What is a Form 990 and how do you use it to locate foundation fundraising prospects?
What is a Form 990, It’s always amazing to me how many organizations focus only on writing grants to foundations that have staff, websites and are well known. If they’re well known the chances are everyone and their mother is likely applying to them for funding too. So, what to do? Good news! There are tens-of-thousands foundations that might be interested in giving to your organization. These family foundations are foundations in the legal sense, but are really instruments for family and individual giving. There are sometimes giving guidelines and deadlines, but without staff, a website or a public persona — how you can find out if you might be a strong candidate for funding? Form 990 ~ Finding Foundation Fundraising Prospects: The Basics One of the best foundation research resources available to nonprofits is free! www.guidestar.org This brief primer will show you how to use this website to view the tax returns (Form 990) of foundations to locate funders that might be interested in supporting your organization. You will also learn how to secure the names of selected foundation trustees to add to your mailing list. The Form 990 is the tax return U.S. private foundations file with the Internal Revenue Service.

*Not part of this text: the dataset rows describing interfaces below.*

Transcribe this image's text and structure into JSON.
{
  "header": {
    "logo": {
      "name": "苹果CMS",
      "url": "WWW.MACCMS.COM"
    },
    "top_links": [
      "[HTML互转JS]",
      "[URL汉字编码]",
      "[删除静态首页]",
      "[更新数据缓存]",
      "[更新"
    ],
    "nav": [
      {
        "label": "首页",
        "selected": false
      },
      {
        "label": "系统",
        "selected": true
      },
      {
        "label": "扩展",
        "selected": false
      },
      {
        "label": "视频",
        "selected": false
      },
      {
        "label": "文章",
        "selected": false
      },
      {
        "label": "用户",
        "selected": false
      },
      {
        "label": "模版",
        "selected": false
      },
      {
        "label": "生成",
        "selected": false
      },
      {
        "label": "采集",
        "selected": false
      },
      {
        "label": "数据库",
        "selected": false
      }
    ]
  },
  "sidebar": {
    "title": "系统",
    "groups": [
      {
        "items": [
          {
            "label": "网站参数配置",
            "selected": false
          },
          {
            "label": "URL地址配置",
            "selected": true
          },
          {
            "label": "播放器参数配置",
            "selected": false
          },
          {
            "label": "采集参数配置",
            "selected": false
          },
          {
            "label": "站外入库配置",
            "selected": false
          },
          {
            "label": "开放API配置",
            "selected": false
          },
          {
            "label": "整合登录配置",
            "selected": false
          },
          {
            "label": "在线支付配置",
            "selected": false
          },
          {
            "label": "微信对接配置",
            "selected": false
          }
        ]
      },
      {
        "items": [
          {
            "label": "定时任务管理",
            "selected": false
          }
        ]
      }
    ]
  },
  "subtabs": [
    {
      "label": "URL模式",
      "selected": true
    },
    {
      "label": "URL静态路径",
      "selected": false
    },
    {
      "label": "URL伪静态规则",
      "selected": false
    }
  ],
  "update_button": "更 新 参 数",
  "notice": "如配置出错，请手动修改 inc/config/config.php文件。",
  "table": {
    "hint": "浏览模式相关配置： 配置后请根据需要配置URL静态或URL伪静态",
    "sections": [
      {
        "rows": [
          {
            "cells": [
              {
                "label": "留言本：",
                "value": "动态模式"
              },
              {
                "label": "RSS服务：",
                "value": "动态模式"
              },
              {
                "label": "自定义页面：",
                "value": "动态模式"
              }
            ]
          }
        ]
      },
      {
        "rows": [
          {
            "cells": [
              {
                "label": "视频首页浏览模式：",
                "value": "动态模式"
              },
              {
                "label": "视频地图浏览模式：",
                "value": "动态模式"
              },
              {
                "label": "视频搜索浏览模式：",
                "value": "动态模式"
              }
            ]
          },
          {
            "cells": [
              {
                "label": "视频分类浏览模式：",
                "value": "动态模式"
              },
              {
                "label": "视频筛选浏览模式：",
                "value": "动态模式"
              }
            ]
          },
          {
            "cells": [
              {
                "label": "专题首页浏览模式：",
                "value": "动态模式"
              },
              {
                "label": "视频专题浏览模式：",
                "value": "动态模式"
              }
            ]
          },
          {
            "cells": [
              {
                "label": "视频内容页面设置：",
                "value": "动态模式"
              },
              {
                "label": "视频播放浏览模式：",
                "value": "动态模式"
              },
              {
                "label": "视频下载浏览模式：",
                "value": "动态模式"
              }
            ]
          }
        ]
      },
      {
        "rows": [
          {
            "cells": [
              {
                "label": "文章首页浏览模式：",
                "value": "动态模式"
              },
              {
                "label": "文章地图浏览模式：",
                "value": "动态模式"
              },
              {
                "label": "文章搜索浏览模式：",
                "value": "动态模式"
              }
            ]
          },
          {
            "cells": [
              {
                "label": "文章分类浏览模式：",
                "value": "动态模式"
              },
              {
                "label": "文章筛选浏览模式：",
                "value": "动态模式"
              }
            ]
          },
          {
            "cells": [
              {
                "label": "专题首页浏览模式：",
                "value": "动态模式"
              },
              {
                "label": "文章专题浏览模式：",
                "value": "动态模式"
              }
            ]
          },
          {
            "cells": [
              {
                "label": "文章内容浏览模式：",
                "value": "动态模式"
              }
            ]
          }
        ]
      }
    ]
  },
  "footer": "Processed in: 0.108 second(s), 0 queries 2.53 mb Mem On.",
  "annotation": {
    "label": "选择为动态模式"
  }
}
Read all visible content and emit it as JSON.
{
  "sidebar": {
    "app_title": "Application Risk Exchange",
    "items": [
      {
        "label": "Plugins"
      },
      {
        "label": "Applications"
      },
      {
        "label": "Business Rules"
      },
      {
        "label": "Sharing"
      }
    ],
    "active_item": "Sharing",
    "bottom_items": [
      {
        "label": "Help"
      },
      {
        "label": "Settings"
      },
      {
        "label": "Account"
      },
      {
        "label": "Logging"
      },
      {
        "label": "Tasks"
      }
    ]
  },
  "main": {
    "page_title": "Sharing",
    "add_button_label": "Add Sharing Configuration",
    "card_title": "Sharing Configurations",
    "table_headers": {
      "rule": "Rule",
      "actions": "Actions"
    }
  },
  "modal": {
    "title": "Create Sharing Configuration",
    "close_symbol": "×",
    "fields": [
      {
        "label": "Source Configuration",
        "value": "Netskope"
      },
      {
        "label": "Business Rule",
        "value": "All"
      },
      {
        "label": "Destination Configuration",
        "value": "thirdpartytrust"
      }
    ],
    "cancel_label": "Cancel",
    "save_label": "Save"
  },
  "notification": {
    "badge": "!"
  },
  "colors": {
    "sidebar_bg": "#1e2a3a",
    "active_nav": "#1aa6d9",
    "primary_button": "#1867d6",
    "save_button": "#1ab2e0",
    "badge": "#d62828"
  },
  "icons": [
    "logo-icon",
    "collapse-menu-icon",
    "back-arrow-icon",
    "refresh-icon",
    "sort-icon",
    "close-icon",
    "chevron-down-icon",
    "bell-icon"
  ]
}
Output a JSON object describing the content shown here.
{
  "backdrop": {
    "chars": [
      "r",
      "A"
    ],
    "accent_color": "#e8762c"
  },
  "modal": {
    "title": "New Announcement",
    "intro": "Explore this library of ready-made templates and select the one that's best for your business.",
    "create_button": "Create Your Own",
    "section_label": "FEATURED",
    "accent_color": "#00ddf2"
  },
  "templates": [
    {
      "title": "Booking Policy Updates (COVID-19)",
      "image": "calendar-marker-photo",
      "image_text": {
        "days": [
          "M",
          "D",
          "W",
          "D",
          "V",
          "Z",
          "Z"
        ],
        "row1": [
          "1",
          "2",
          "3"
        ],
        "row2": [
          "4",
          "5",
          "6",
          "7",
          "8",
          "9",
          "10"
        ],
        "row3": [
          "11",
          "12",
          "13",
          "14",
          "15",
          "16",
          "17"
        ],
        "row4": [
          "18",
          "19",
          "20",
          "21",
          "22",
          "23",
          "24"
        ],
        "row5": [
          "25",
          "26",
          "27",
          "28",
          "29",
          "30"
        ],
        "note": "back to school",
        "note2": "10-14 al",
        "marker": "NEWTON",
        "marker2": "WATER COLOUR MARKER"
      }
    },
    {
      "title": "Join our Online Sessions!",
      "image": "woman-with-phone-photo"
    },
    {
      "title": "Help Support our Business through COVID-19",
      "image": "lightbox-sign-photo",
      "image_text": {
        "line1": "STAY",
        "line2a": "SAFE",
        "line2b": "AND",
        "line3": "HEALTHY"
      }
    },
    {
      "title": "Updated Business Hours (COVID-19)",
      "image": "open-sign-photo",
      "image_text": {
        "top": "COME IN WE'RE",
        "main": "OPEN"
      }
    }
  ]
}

The Form 990 is a public document and provides financial data for the foundation, names of trustees and officers, application information, and a complete listing of grants. While larger foundations often issue annual reports and/or have websites that provide information on their grant awards, the Form 990 is often the only source where you can find a complete listing of grants for smaller and mid-sized foundations. Reviewing the Form 990 of foundations will help you better target foundations more likely to fund your organization. By reviewing a foundation’s Form 990 you can understand WHO a particular foundation has funded in the past and HOW MUCH they funded. The first step is signing up for a free account with Guidestar. Then go to the search screen where you can search by Foundation Name, State, City, County, and/or Zip Code. Enter your search, click on the link for a foundation, and then click on the link under “Tax Forms”. Now, just click on the most recent Form 990. Don’t feel overwhelmed! The Form 990 can be quite large – but you are only concerned with a few of the pages! In fact, you are only concerned with three pages of the Form 990 ~ pages 6, 10 and 11 to locate the information you need. Sometimes the information you need is included in attachments to the return. A note about attachments: Many times foundations will put relevant data in attachments that can be found at or near the end of the file. In other words, page 6 or page 11 might reference an attached schedule — in which case you then want to scroll to the bottom of the document, and then work your way up looking for the attachment. This data is almost always at the end of the file. Here is more information on these pages: Page 6: This page provides the list of officers, directors, trustees, and foundation managers. This page is the key to finding out who is making decisions about grant proposals. For larger foundations, this data will be included as an addendum to the return. Keep in mind, the addresses included for trustees are often the addresses for the foundation’s post office box or to the accountant or trust manager’s address. For foundations of interest, you can gather the names and later research their addresses to add these folks to your mailing list to introduce the trustees to your organization. Page 10: This page provides details about how to submit funding proposals to the foundation. Note box #2 in Part XV that reads, “Check here if the organization only makes contributions to pre-selected charitable organizations and does not accept unsolicited requests for funds.” If this box is checked, this foundation may not be a good prospect for grant funding – but that does not mean you can not ‘message’ the trustees in an effort to become a ‘pre-selected’ organization. Sections “A”, “B”, and “C” outline to whom applications should be addressed, the type of application that is required, and submission deadlines. Make sure you review section “D” which outlines the foundation’s restrictions or limitations on grants by geographic area, field of interest, types of institutions, or other factors. For larger foundations, this data will be included as an addendum to the return. Page 11: This page of the return provides a complete listing of the foundation’s grants. As noted above, this is often the only way to find out a foundation’s entire grant portfolio. If the foundation has made numerous gifts, this data will be included as an attachment to the return. Use this data to determine the giving patterns of the foundation. If you determine the foundation only funds organizations in another city – STOP! If you see the foundation only gives to college athletic booster clubs – STOP! Best of all, if you see they give to organizations like yours, and are not geographically limited – GO! If the box on Page 10 is not checked then you should consider applying for funding. Even if this box is checked, if there is a strong match between the foundation’s funding patterns and your organization, you should capture the trustee information from Page 6. Then, you can seek to research these trustees to find their contact information in order to educate and message the trustees about your organization. When you’re doing this form 990 research, it’s important not to rely on spreadsheets! Yyou should be using your nonprofit software to capture these prospects and information! Enough with the double data entry and failure to integrate these leads into your communications and engagement activities. Affnetz makes it easy to capture foundation funding prospects as “Foundation Prospects” and move them across your software for integrated outreach and activities – and hopefully reclassifying prospects to donors!